Members came from three lodges – Edwalton Lodge, No. 8214, and St Giles Lodge, No. 4316, both from Nottingham, and the Showman’s Lodge, No. 9826, from Loughborough. They worked with The Showmen’s Guild to make this fun day a reality.
Gordon Cowieson of Edwalton Lodge said, ‘The Showmen’s Guild has been really generous once again in opening up the fairground at Bramcote Hills Park a day early in support of children with special needs. In addition to experiencing the rides, the children also get to enjoy the usual hot dogs, beefburgers, candyfloss and ice cream.’
Peter Barratt, also of Edwalton Lodge, added, ‘The lodges involved raise funds throughout the year to cover the cost of running the event and then give generously of their time on the day to make sure it is a safe and enjoyable occasion for all.’
A key supporter of the event was the Nottingham masonic charity Teddies for Loving Care (TLC), which gave a donation towards running costs. TLC also had a stall at the fairground and ensured that every child who attended left with their own teddy bear. Also enjoying the day were the Provincial Grand Master for Nottinghamshire, Robin Wilson, and his wife Margaret, plus the Mayor of Broxtowe.
To mark the Diamond Jubilee of Her Majesty The Queen the
£100,000 of the total will be allocated to major grants; the rest will be for minor grants under £5,000. John Clayton, the Provincial Grand Master in announcing the decision, said “It is fitting that an organisation such as the Freemasons, which instils a moral and ethical approach to life: and teaches and practices concern for people, care for the less fortunate and help for those in need, should mark the Diamond Jubilee of The Queen by making available these grants. In the last 25 years the Province has given over £2.5M to support local non-Masonic causes”.
Applications for grants, from recognised organisations, must have the support of a Lodge or Chapter in the Province, and will normally be for capital projects or to purchase equipment. Eligibility for grants will be in line with the existing rules, consequently, applications will not be considered for revenue projects or to sponsor individuals.

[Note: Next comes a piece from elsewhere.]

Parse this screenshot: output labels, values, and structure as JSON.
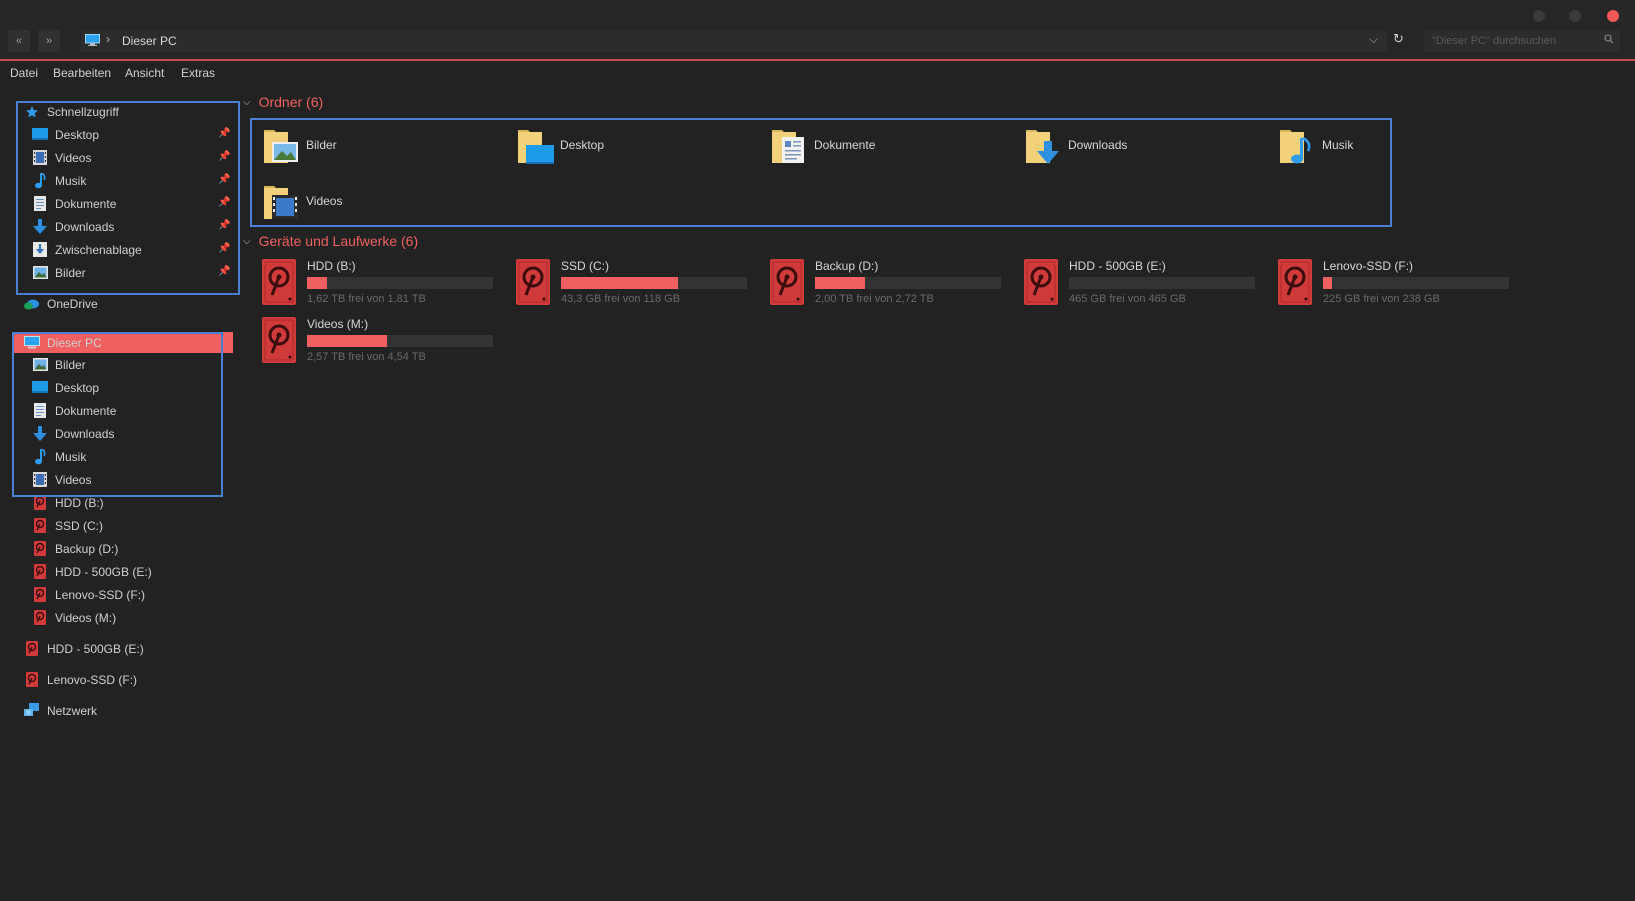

Certificates to mark the Diamond Jubilee will be presented to recipients of the grants at an event to be held at the Royal Armouries in
Phase 1 of the re-build at RMBI care home James Terry Court, Croydon has been officially opened.

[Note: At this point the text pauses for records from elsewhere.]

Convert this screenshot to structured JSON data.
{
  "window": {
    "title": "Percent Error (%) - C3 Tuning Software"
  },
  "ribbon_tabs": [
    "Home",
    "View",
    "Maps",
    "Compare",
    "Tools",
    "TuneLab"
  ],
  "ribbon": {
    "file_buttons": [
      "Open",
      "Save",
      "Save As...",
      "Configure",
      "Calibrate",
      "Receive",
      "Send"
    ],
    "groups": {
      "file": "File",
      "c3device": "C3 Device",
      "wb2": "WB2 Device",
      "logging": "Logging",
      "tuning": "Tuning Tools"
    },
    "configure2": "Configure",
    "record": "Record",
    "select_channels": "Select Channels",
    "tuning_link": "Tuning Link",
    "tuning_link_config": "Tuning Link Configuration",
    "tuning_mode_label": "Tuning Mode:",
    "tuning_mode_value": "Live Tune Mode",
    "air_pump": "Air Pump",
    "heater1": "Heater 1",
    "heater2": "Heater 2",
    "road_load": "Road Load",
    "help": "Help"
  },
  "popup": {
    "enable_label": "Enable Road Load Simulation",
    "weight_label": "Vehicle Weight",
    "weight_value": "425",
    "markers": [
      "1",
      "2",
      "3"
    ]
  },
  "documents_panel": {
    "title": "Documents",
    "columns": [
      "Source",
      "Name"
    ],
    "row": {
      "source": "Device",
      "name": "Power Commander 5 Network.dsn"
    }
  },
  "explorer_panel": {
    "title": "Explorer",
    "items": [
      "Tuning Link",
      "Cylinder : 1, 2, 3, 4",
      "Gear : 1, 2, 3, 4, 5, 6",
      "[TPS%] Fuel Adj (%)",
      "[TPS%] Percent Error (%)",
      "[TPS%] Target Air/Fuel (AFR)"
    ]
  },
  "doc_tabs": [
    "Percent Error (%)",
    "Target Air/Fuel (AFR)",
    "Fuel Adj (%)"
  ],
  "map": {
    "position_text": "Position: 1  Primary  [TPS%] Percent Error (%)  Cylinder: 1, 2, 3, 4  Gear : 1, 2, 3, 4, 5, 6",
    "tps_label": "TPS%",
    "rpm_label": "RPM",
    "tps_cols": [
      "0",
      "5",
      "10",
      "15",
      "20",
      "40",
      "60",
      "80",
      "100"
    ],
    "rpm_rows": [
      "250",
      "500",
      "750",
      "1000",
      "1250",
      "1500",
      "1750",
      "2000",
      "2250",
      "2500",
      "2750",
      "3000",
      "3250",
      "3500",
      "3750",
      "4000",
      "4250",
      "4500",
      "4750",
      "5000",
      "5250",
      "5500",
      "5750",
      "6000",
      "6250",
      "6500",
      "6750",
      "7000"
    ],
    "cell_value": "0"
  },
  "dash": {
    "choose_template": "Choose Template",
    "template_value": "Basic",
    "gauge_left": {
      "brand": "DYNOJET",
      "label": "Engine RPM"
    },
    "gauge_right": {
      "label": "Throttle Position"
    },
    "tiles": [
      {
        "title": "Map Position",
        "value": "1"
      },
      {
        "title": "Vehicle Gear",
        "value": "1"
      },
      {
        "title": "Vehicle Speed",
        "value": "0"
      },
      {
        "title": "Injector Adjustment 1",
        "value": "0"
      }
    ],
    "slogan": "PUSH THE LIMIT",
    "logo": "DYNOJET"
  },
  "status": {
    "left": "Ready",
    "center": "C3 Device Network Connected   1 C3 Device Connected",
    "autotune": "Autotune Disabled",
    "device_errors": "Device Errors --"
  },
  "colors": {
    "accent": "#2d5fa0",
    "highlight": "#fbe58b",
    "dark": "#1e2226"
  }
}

The event was attended by over 40 representatives from the Province of Surrey, the Association of Friends and the RMBI.
RMBI President Willie Shackell opened the event and welcomed all attendees. Willie spoke about the history of the RMBI which started in East Croydon with its first Home named ‘Asylum for Worthy, Aged and Decayed Freemasons’ in 1850. He went on to explain why the re-build of James Terry Court was necessary as the original Home was looking tired and needed to adapt to the ever changing needs of older people.
Thanks were given by Willie Shackell to Dennis Vine who had overseen the development of the Home in his role as Co-opted Trustee, to the residents of the Home for their patience with the building works and to the staff for providing high quality care during the re-build. Julian Birch, Regional Property Operations Manager who sadly passed away in October was remembered for all his efforts in the re-build of the Home
The Association of Friends and the Province of Surrey, Metropolitan Grand Lodge and the Province of Hampshire & Isle of Wight were also thanked for their generous and continued support of the Home and the RMBI.
Eric Stuart-Bamford, PGM of the Province of Surrey went on to speak about his appreciation and gratitude to Home Manager Di Collins and the staff at the Home for the services they provide to the residents. Mr Stuart-Bamford also recognised the support that the Association of Friends provide to the Home.
The event saw the official opening of the Lounge and Library by Eric Stuart-Bamford and also of the Therapy Room by Libby Stuart-Bamford. The Therapy Room was built using the generous donation provided by The Grand Stewards’ Lodge as part of their 275th anniversary celebrations.
Those present were given a tour of the new building and ended with canapés and refreshments.